Doing Business

Doing Business in Mexico 2015

Issue link:

Contents of this Issue


Page 47 of 259

34 Tax and Legal Services - PwC Mexico Currency accounts No special currency accounts are required for foreign investors or traders. Repatriation of capital and earnings There are no exchange control limitations on remittances in foreign currency for repatriation of capital investments and repayments of intercompany loans or for remittance of dividends, intercompany interest or branch profits. However, all corporations are required to set aside from their profits a legal reserve amounting to 5% of yearly earnings until an amount equal to 20% of the capital stock of the entity is reached. Foreign currency for remittances of royalties and technical assistance fees, as well as for payments of imported merchandise, may be freely obtained in the exchange market. Guarantees against inconvertibility There are no guarantees against inconvertibility, and all transactions in the exchange market depend on the availability of foreign currency funds. Restrictions on foreign investment Definition of foreign investment The following activities are considered as foreign investment for purposes of the foreign investment law: • Participation by foreign investors, in any percentage, in the capital stock of Mexican companies. • Investments by Mexican companies in which foreign investors have a majority interest and, • Participation by foreign investors in activities and acts described in the foreign investment law. This law provides that foreign individuals residing in Mexico with the status of permanent immigrants (inmigrados) will be considered domestic investors for purposes of this law, except in regard to those activities reserved to Mexicans or to Mexican companies that prohibit ownership of shares by foreigners, or in the cases of investments involving ownership of residential real estate in the border or coastal areas. Industries closed to private enterprise and foreign investors In accordance with the Foreign Investment Law, foreign investors may, as a general rule, invest in Mexico without any prior authorization or restriction, except as provided in law. Specifically, the law establishes that foreign investors may do the following: • Participate in any proportion in the capital stock of Mexican companies. • Acquire fixed assets. • Participate in new fields of economic activity or manufacture new product lines and, Open, operate, expand, and relocate existing establishments, except in the case described in this chapter.

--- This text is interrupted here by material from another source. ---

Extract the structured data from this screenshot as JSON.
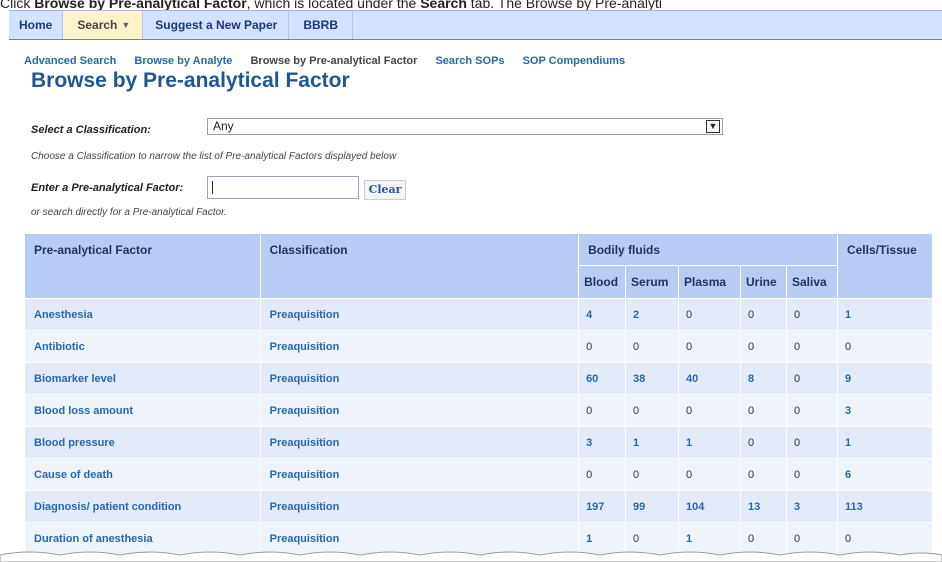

Articles in this issue

view archives of Doing Business - Doing Business in Mexico 2015